▶ The problem: Read the records below and report each line in which "name" occurs.

▶ Records provided:
:::::

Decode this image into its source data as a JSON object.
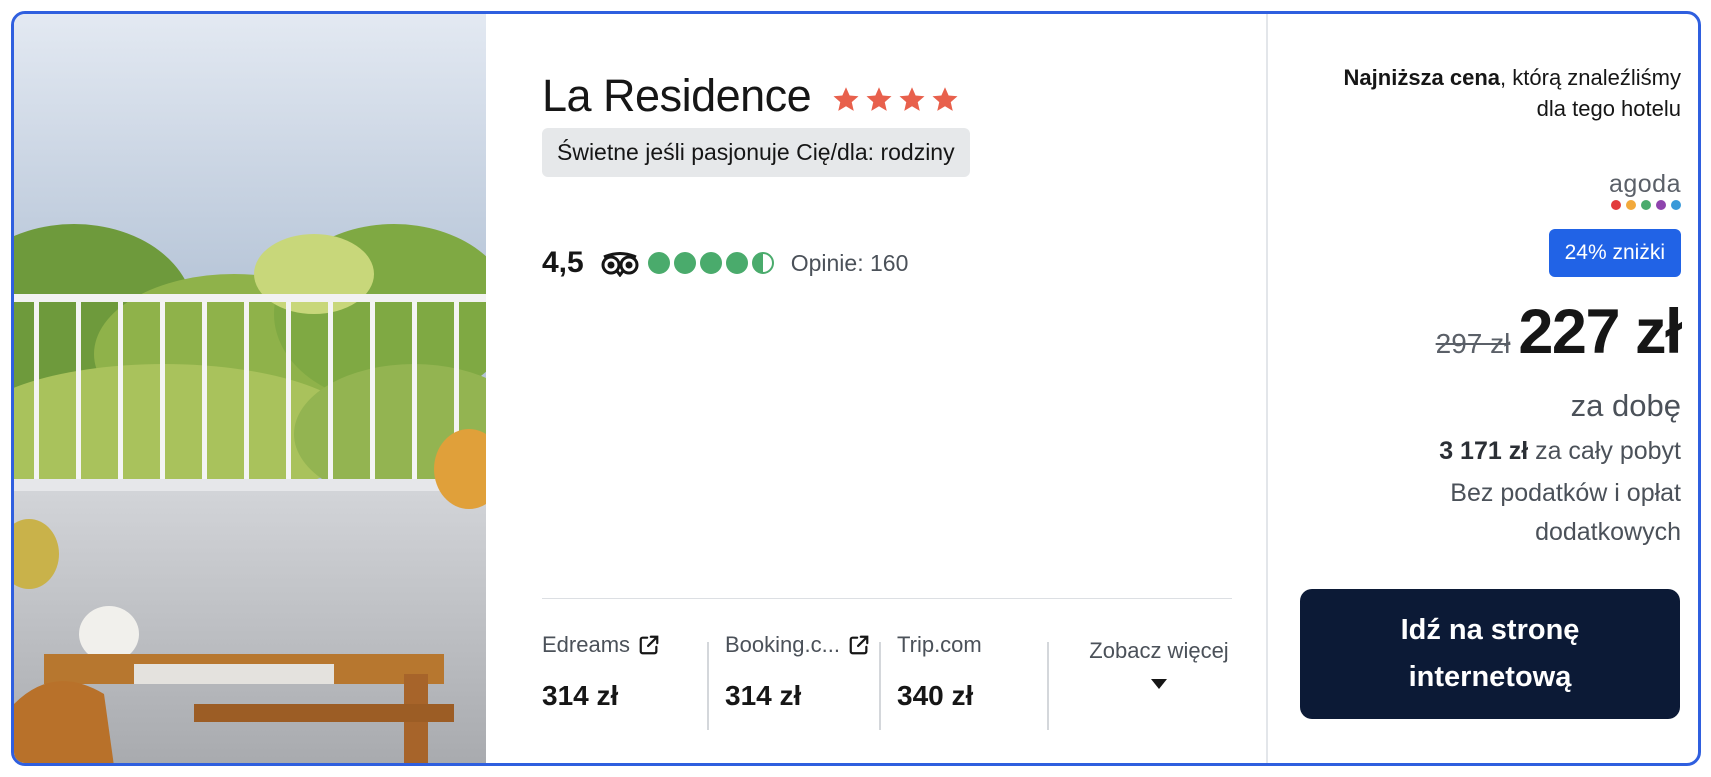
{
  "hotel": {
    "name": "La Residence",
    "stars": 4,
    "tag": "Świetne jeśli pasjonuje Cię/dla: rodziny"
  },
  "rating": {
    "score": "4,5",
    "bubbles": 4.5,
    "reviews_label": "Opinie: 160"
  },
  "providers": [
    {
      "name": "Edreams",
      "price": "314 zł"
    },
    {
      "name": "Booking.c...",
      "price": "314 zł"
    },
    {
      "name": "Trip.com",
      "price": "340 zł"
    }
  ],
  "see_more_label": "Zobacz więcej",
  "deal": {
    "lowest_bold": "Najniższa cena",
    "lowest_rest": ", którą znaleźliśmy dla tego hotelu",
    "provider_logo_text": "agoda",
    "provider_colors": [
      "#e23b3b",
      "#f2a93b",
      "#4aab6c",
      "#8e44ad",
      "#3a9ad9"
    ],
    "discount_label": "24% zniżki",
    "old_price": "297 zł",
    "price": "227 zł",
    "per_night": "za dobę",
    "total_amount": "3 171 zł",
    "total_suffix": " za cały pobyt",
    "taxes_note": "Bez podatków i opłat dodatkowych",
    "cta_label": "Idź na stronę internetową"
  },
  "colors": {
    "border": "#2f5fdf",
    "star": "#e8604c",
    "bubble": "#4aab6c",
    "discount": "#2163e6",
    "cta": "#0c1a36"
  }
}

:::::

▶ Reply to the task:
    "name": "La Residence",
      "name": "Edreams",
      "name": "Booking.c...",
      "name": "Trip.com",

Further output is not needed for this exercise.